Andy and her crew find out about the incident because there’s some immortal connection where they share each other’s dreams. In other words: Holy bleep, there’s another one of them out there!
The movie opens up as Nile begrudgingly becomes one of the immortal clan (not as catchy as Wu-Tang, but more deadly). We learn more about their history and come to realize that living forever isn’t as exciting as it sounds — Andy tells Nile that she forgot what her mother looked like. We also find out that the immortal bug doesn’t last forever. Sometimes it just wears out like elastic in sweatpants. One day you get a shot to the gut and it doesn’t heal.
The film does a great job adapting the Image comic with the same name written by Greg Rucker and illustrated by Leandro Fernandez. There are some great flashbacks — a friend of Andy’s gets thrown into the ocean with an iron maiden hundreds of years ago, the team is seen fighting for the Union in the Civil War — which give the property plenty of room for sequels and prequels should the movie get a good response.
The film also has some great fight scenes, with Layne showing herself capable of holding her own against the veteran Theron.
Watching the immortals fight their way through is entertaining, even though we know they can’t gonna die — or maybe they can. They can betray each other, and such a defection forces Nile into a predicament: Do you want to be around your old family or go in guns blazing with the new one?
And we all know what happens next: Somehow the Zuckerberg-like villain snatches up the immortals and Nile has to save them in extraordinary fashion (with an ending that’s pretty satisfying).

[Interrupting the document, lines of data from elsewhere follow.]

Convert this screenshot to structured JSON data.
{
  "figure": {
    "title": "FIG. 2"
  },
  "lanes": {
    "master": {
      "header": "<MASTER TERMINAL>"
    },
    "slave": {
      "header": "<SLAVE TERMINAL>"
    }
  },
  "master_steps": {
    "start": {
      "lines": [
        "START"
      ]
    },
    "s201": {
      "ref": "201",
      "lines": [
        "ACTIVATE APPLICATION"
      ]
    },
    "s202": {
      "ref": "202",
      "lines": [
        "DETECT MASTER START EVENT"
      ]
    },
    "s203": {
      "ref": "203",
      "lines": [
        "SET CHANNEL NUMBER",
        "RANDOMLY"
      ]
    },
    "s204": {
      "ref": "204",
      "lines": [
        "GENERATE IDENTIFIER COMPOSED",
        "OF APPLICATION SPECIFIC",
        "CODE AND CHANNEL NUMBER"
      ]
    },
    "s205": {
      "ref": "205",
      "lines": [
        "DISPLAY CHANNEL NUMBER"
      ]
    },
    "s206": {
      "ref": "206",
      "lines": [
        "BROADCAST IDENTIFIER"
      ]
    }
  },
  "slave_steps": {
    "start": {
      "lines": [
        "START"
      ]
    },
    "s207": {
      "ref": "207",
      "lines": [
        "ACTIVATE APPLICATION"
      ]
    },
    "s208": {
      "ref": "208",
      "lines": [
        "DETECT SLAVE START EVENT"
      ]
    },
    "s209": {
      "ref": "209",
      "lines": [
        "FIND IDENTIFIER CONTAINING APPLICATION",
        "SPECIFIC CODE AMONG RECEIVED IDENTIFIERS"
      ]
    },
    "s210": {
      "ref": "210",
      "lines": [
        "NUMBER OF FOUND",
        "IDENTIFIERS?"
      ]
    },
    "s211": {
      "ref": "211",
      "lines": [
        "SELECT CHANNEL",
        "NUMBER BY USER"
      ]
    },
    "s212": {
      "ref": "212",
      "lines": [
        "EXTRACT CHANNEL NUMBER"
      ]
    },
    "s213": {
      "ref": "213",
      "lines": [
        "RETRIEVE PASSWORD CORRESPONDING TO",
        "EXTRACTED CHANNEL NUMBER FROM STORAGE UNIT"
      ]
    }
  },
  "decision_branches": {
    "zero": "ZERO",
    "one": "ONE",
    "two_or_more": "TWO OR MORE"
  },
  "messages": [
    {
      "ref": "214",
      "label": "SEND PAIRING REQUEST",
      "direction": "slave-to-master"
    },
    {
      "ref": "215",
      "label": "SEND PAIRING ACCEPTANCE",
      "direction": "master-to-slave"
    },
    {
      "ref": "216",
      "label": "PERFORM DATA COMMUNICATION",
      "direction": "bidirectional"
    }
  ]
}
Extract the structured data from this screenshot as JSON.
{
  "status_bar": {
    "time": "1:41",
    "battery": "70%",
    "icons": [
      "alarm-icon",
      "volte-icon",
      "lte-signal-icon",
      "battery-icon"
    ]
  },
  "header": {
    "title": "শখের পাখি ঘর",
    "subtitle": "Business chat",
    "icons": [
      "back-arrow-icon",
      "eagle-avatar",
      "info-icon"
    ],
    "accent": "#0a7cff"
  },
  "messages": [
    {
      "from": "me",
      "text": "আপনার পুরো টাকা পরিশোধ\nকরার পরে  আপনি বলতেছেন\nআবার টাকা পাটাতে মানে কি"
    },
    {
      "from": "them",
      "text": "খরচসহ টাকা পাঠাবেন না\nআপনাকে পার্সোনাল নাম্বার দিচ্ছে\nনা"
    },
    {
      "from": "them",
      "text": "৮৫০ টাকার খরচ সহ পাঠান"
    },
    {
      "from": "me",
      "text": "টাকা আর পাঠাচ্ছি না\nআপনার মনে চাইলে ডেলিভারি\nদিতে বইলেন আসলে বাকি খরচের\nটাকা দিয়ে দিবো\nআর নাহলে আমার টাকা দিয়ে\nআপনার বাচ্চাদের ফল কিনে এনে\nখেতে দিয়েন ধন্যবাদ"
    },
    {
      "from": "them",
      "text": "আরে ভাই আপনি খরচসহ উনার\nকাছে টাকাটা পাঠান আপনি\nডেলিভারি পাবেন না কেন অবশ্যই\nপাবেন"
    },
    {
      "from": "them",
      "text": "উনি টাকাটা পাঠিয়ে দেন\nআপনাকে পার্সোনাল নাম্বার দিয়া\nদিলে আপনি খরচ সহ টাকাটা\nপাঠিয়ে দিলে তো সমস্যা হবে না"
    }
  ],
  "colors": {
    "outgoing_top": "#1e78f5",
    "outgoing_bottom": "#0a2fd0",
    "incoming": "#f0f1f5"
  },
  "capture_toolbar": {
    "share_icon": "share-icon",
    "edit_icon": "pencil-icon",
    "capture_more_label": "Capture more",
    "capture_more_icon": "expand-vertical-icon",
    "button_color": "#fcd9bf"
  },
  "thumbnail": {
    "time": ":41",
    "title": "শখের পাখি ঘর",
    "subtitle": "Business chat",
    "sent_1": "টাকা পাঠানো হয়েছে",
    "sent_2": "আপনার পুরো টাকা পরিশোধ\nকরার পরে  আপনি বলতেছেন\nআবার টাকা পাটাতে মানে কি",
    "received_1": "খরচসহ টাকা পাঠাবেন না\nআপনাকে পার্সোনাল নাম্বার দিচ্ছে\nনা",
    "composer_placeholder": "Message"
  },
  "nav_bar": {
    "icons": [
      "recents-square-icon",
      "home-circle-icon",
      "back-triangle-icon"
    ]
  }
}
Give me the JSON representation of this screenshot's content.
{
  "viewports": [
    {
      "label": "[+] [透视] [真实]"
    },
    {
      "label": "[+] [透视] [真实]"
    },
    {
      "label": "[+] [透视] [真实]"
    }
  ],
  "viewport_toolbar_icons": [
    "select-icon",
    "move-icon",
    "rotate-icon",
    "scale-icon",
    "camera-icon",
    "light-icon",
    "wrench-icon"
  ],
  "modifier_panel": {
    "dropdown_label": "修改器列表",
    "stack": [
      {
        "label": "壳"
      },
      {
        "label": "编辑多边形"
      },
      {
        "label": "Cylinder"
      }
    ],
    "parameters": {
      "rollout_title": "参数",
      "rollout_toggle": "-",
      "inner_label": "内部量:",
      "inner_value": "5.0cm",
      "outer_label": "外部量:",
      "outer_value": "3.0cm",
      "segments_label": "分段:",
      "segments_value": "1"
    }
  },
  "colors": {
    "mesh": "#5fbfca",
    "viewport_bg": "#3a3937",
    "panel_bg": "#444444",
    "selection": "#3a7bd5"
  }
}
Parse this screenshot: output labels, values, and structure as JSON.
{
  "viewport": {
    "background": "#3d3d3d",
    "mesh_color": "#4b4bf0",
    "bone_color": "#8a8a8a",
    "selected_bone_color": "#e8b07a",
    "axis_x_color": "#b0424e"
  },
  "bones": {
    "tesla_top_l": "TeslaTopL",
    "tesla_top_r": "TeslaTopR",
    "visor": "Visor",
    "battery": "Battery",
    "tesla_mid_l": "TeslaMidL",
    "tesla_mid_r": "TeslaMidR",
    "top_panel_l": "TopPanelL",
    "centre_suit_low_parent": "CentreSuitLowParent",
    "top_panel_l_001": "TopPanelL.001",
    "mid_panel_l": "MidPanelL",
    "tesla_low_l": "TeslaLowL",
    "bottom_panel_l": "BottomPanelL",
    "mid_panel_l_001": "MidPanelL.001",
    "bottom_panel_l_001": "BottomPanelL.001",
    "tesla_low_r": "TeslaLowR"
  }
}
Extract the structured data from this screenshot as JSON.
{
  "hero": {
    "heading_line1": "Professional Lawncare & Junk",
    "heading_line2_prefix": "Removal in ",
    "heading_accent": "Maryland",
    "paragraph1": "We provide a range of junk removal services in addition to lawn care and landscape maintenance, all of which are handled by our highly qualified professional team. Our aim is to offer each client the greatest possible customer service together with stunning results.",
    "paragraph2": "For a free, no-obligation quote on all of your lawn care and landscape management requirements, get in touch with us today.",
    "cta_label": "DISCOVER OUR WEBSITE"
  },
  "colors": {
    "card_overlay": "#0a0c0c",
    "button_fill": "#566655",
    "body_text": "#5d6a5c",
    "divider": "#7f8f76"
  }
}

This comic adaptation isn’t the MCU, and it doesn’t have to be. It’s worth the watch, and if Netflix is smart, it’ll have future instillments to fill the void of comic-related content on their platform.